COMMENTARY | The term "professional" is an important adjective to describe how athletes at the highest levels are meant to behave within their craft. Not only does it designate that these individuals are being paid, sometimes high sums, for their performances - but they should also behave in that way when representing their sport. This is what makes it so difficult to watch Ronda Rousey as she deals with one major aspect of being a face in the world of mixed martial arts.
In two short years Rousey has done more than her fair share to continue the development of women's mixed martial arts. She's taken up the mantel of the premier fighter and personality that the group has needed in order to be brought into the main stage of MMA. Remember, there was a time when UFC President Dana White himself said that women will never compete in the Octagon due to a lack of depth. He attributes her success to one of the factors that changed his mind on the matter.
Rousey's abilities in the cage and attractiveness outside has presented her with a wealth of opportunities. She was featured on the cover of ESPN's The Body Issue along with being cast in the next edition of the hit movie franchise The Fast and the Furious. Other fighters are beginning to benefit from her rise as well. Her next opponent Meisha Tate was also featured in ESPN's magazine and this past season of the Ultimate Fighter reality show brought women into the competition for the first time. UFC 157 was one of the more successful events this year. All of that can be attributed to Rousey and what her presence means for the sport.

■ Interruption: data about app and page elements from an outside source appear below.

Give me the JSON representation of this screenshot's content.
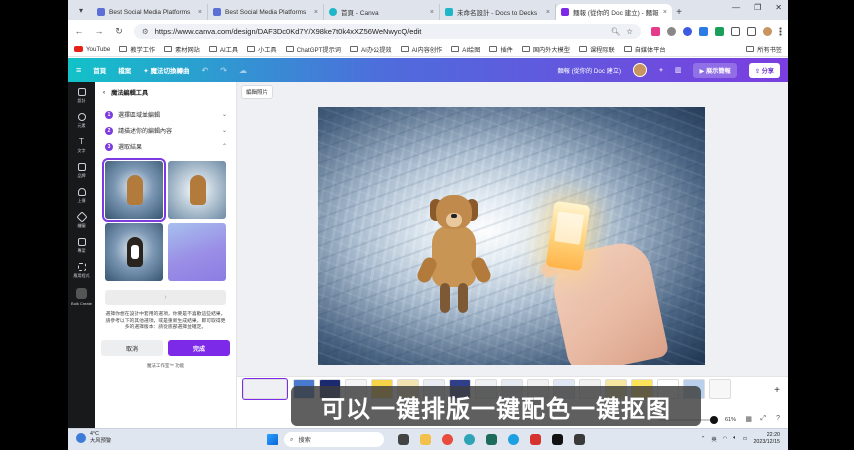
{
  "browser": {
    "tabs": [
      {
        "title": "Best Social Media Platforms",
        "color": "#5b6fd6"
      },
      {
        "title": "Best Social Media Platforms",
        "color": "#5b6fd6"
      },
      {
        "title": "首頁 - Canva",
        "color": "#1fb6c8"
      },
      {
        "title": "未命名設計 - Docs to Decks",
        "color": "#1fb6c8"
      },
      {
        "title": "麵報 (從你的 Doc 建立) - 麵報",
        "color": "#7d2ae8",
        "active": true
      }
    ],
    "url": "https://www.canva.com/design/DAF3Dc0Kd7Y/X98ke7t0k4xXZ56WeNwycQ/edit",
    "bookmarks": [
      "YouTube",
      "教学工作",
      "素材网站",
      "AI工具",
      "小工具",
      "ChatGPT提示词",
      "AI办公提效",
      "AI内容创作",
      "AI绘图",
      "插件",
      "国内外大模型",
      "课程际联",
      "自媒体平台"
    ],
    "bookmarks_right": "所有书签"
  },
  "canva_header": {
    "home": "首頁",
    "file": "檔案",
    "magic_switch": "魔法切換轉曲",
    "doc_title": "麵報 (從你的 Doc 建立)",
    "show_button": "展示簡報",
    "share_button": "分享"
  },
  "rail": [
    "設計",
    "元素",
    "文字",
    "品牌",
    "上傳",
    "繪圖",
    "專案",
    "應用程式",
    "Bulk Create"
  ],
  "panel": {
    "title": "魔法編輯工具",
    "steps": [
      {
        "num": "1",
        "label": "選擇區域並編輯"
      },
      {
        "num": "2",
        "label": "請描述你的編輯內容"
      },
      {
        "num": "3",
        "label": "選取結果"
      }
    ],
    "arrow": "›",
    "note": "選擇你想在設計中套用的選項，你要是不喜歡這些結果，請參考以下的其他選項，或是重新生成結果，即可取得更多的選擇版本：請從底部選擇並確定。",
    "cancel": "取消",
    "done": "完成",
    "footer": "魔法工作室™ 功能"
  },
  "workspace": {
    "edit_tag": "編輯照片"
  },
  "strip": {
    "zoom": "61%",
    "add": "+"
  },
  "caption": "可以一键排版一键配色一键抠图",
  "taskbar": {
    "temp": "4°C",
    "weather": "大风预警",
    "search": "搜索",
    "time": "22:20",
    "date": "2023/12/15",
    "lang": "英"
  }
}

Unfortunately for her, that also means she will be held under the microscope much more intently than other fighters. Being a coach on this past season of TUF has hurt Rousey's appeal in the eyes of fans. Many have criticized her for being a sore sport while using general derogatory names to describe her actions on the show. Every scowl and flicking the bird hasn't endeared her to fans the same way it has with other fighters such as her close friends, Nick and Nate Diaz. The effects have been clear to watch as Tate even defeated Rousey in a contest to crown the next face of the UFC's video game set for release in 2014. While Tate didn't win the whole competition, she would have never defeated Rousey earlier this year and experts are point towards the way they were both presented during this season of the show as a factor in who the fans are supporting.

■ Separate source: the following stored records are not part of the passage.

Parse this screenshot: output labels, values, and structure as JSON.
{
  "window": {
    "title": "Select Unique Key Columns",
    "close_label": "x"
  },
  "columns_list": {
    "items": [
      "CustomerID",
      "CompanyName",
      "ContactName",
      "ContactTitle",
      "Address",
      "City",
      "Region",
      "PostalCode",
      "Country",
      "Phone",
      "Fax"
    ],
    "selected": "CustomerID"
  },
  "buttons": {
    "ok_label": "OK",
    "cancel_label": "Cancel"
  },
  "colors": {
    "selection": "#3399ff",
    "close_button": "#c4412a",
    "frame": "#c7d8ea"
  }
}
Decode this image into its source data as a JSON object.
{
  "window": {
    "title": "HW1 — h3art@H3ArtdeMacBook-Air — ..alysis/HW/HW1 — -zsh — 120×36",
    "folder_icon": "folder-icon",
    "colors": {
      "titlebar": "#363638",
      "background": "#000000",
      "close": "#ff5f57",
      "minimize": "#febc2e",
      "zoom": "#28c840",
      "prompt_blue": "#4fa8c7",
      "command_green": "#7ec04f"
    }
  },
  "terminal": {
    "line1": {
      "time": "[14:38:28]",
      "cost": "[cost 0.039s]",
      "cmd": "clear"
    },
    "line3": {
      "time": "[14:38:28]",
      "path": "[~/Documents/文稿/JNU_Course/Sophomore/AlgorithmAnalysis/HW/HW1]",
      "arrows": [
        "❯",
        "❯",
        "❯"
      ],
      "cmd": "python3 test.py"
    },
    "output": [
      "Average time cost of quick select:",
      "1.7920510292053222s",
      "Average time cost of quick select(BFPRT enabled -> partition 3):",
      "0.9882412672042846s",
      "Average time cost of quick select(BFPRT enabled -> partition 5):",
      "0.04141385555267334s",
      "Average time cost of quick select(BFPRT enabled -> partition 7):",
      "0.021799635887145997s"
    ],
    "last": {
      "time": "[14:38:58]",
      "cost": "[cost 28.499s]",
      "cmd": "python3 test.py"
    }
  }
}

That dramatization may eventually backfire for the world of women's mixed martial arts. During an interview on Saturday Ronda made some very interesting comments about the way she was presented during the show. Her response of "I don't have to worry about leaving that Gina Carano void when I'm gone," should raise an alarm to not only fans of the sport but the UFC as well. Her disdain for talking during the post fight recap led UFC reporter Jon Anik to basically shun her from the panel to focus on others in attendance.
Gina Carano was the first name to garner mainstream coverage for female fighters back in 2009 whe n she headlined a show against Cristiane Justino for the first time in women's MMA history. After losing that bout in one sided fashion she left the world of active combat to join the big screen. Ironically she was in the last installment of the Fast and Furious franchise. Since the MMA media has flirted with the idea of her returning but she's no closer to doing so.

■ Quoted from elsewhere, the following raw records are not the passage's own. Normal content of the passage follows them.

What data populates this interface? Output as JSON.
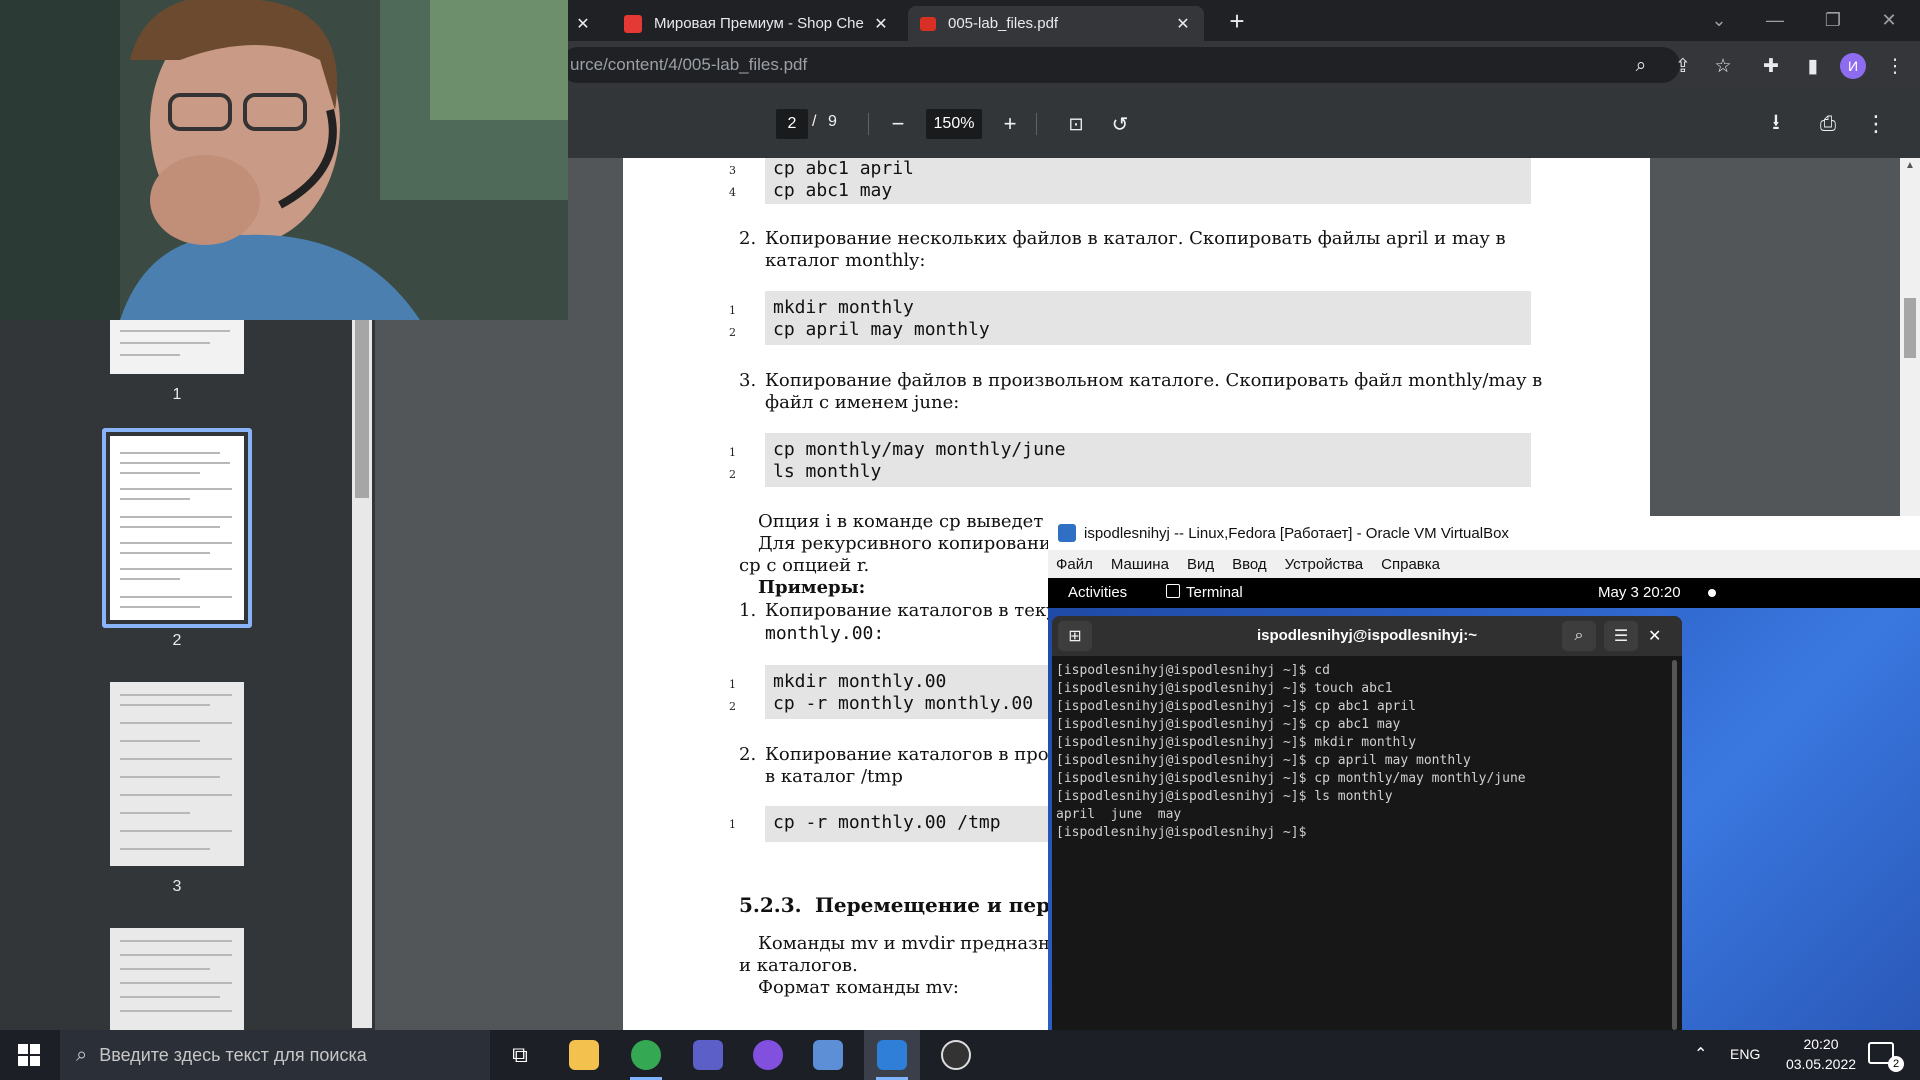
{
  "browser": {
    "tabs": [
      {
        "title": "",
        "active": false
      },
      {
        "title": "Мировая Премиум - Shop Chea",
        "active": false
      },
      {
        "title": "005-lab_files.pdf",
        "active": true
      }
    ],
    "new_tab": "+",
    "url": "urce/content/4/005-lab_files.pdf",
    "profile_initial": "И"
  },
  "pdf": {
    "page_current": "2",
    "page_sep": "/",
    "page_total": "9",
    "zoom": "150%",
    "thumbnails": [
      {
        "label": "1"
      },
      {
        "label": "2"
      },
      {
        "label": "3"
      }
    ],
    "content": {
      "block0": {
        "lines": [
          {
            "n": "3",
            "code": "cp abc1 april"
          },
          {
            "n": "4",
            "code": "cp abc1 may"
          }
        ]
      },
      "item2_num": "2.",
      "item2_text": "Копирование нескольких файлов в каталог. Скопировать файлы april и may в каталог monthly:",
      "block1": {
        "lines": [
          {
            "n": "1",
            "code": "mkdir monthly"
          },
          {
            "n": "2",
            "code": "cp april may monthly"
          }
        ]
      },
      "item3_num": "3.",
      "item3_text": "Копирование файлов в произвольном каталоге. Скопировать файл monthly/may в файл с именем june:",
      "block2": {
        "lines": [
          {
            "n": "1",
            "code": "cp monthly/may monthly/june"
          },
          {
            "n": "2",
            "code": "ls monthly"
          }
        ]
      },
      "option_line1": "Опция i в команде cp выведет н",
      "option_line2": "Для рекурсивного копирования",
      "option_line3": "cp с опцией r.",
      "examples_heading": "Примеры:",
      "ex1_num": "1.",
      "ex1_text1": "Копирование каталогов в текущ",
      "ex1_text2": "monthly.00:",
      "block3": {
        "lines": [
          {
            "n": "1",
            "code": "mkdir monthly.00"
          },
          {
            "n": "2",
            "code": "cp -r monthly monthly.00"
          }
        ]
      },
      "ex2_num": "2.",
      "ex2_text1": "Копирование каталогов в прои",
      "ex2_text2": "в каталог /tmp",
      "block4": {
        "lines": [
          {
            "n": "1",
            "code": "cp -r  monthly.00 /tmp"
          }
        ]
      },
      "section_num": "5.2.3.",
      "section_title": "Перемещение и пере",
      "mv_line1": "Команды mv и mvdir предназна",
      "mv_line2": "и каталогов.",
      "mv_line3": "Формат команды mv:"
    }
  },
  "vbox": {
    "title": "ispodlesnihyj -- Linux,Fedora [Работает] - Oracle VM VirtualBox",
    "menu": [
      "Файл",
      "Машина",
      "Вид",
      "Ввод",
      "Устройства",
      "Справка"
    ],
    "gnome": {
      "activities": "Activities",
      "app": "Terminal",
      "clock": "May 3  20:20"
    },
    "terminal": {
      "title": "ispodlesnihyj@ispodlesnihyj:~",
      "output": "[ispodlesnihyj@ispodlesnihyj ~]$ cd\n[ispodlesnihyj@ispodlesnihyj ~]$ touch abc1\n[ispodlesnihyj@ispodlesnihyj ~]$ cp abc1 april\n[ispodlesnihyj@ispodlesnihyj ~]$ cp abc1 may\n[ispodlesnihyj@ispodlesnihyj ~]$ mkdir monthly\n[ispodlesnihyj@ispodlesnihyj ~]$ cp april may monthly\n[ispodlesnihyj@ispodlesnihyj ~]$ cp monthly/may monthly/june\n[ispodlesnihyj@ispodlesnihyj ~]$ ls monthly\napril  june  may\n[ispodlesnihyj@ispodlesnihyj ~]$ "
    }
  },
  "taskbar": {
    "search_placeholder": "Введите здесь текст для поиска",
    "lang": "ENG",
    "time": "20:20",
    "date": "03.05.2022",
    "notif_count": "2"
  }
}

At 26 years of age Rousey is already talking about leaving the sport and that should raise red flags for the promotion that has taken such a liking to her. A few months back she was criticized for comments she made when asked about leaving the world of MMA so the conversation has already began. It's clear from her mannerisms and disdain in talking about the show that the Ultimate Fighter was a negative experience for her. Lucrative opportunities would easily come her way; perhaps with paychecks that are worth more than those available in mixed martial arts.
While Ronda has spent the past few years in the sports spotlight, that doesn't mean she's truly comfortable with being there. Even leading up to her UFC 157 matchup with Liz Carmouche she never seemed pleased to complete media commitments. It would seem that she would be much more happier laying low until it was time for her to compete. Still, if she continues the undefeated run that she's on the commitments will only increase over time which may not be a positive factor in her sticking around the sport.
One thing for sure is that Rousey has a competitive fire of a true champion; that is what helped her become an Olympic champion and reach the pinnacle of her sport today. However, being there hasn't enthralled Ronda in the same way it may have other champions. If she continues this streak there is a chance that the fight world may lose one of the most impressive athletes to enter the cage. It would be very unfortunate to see one of the most polarizing personalities to ever enter mixed martial arts leave not because she was defeated in the cage, but because she couldn't deal with the obligations that come outside of it.
Raphael Garcia lives in Washington, DC and has worked as a sports journalist since 2006. His work has contributed to outlets that include multiple newspapers, websites and ESPN.
- Sports & Recreation
- Mixed Martial Arts
- Ronda Rousey
- mixed martial arts